While the laws in 41 states allow those accused or convicted of crimes to have their criminal records expunged, that right is being challenged by the proliferation of large commercial databases. Records that were once only available only to law enforcement agencies, courts, and corrections departments are now being digitized and sold in bulk to the private sector.
The trouble is that these databases are not always updated when someone’s criminal record is expunged, so those arrests or convictions can still show up in criminal background checks requested by employers or landlords. While these database companies claim that they are careful about updating records to reflect expungements, lawyers and other legal experts say that people do lose housing or jobs because of information that should have not expunged and was not.
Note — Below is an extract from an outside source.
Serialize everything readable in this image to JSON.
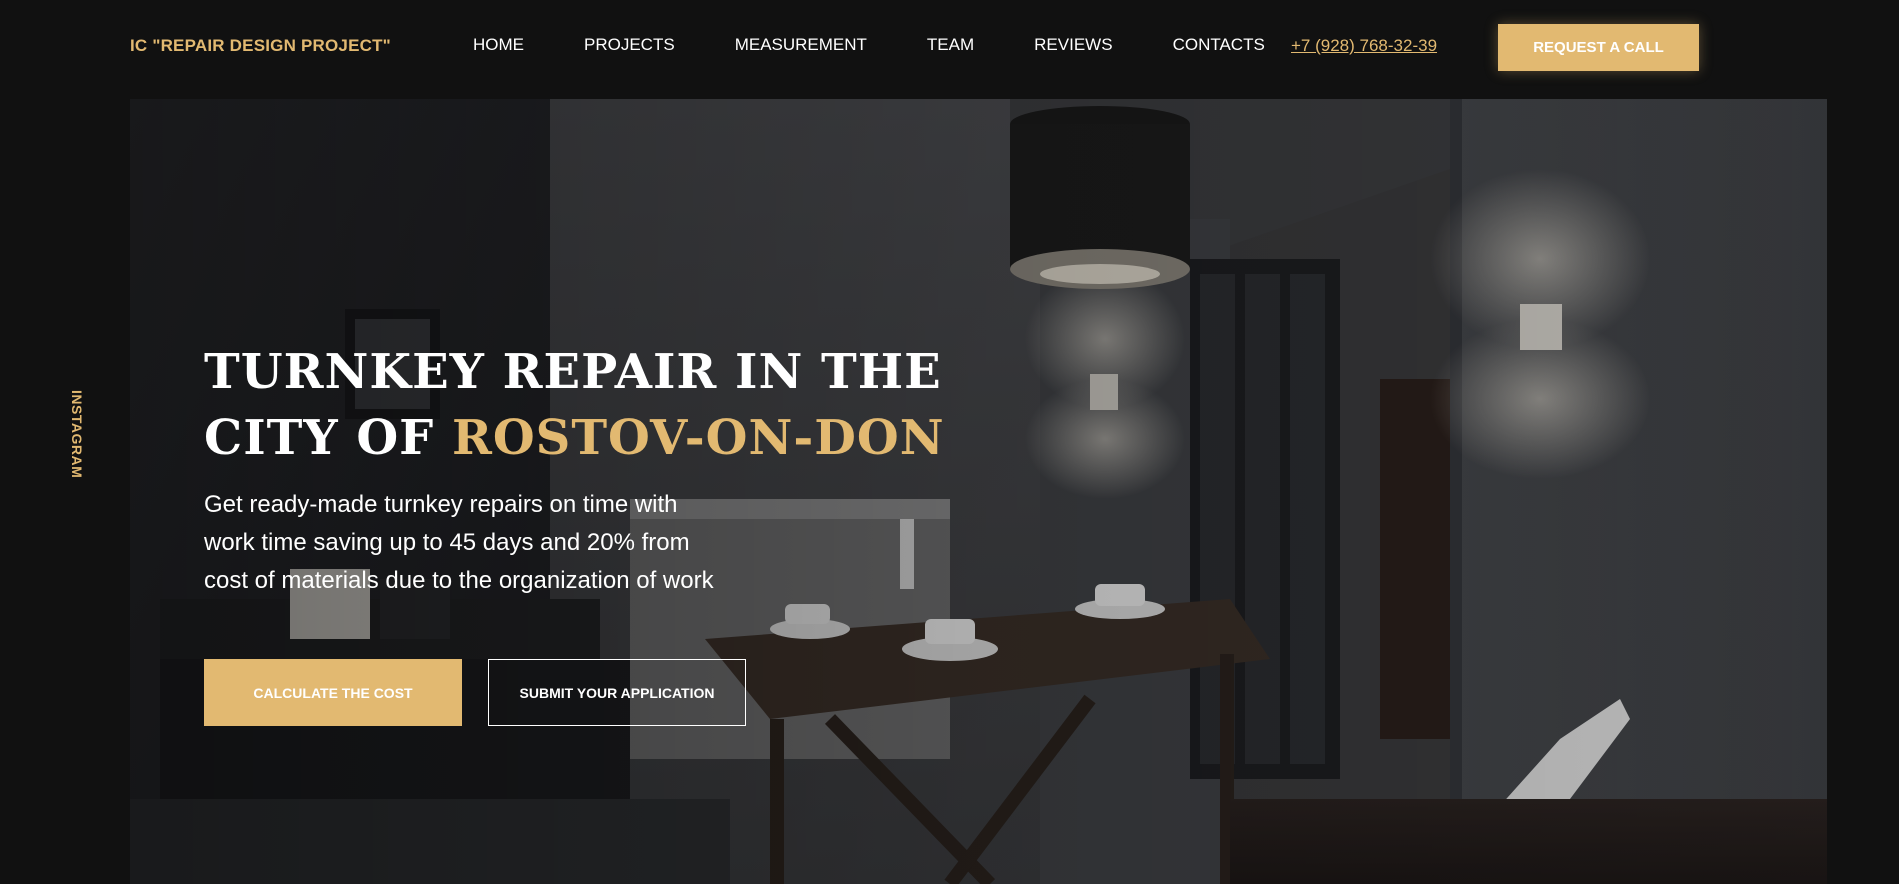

In fact, a few lawsuits have illuminated this problem. One suit filed in federal court in 2006 involved a 33-year-old man who was convicted of disorderly conduct ten years prior and had a job offer rescinded because of misinformation in his background check.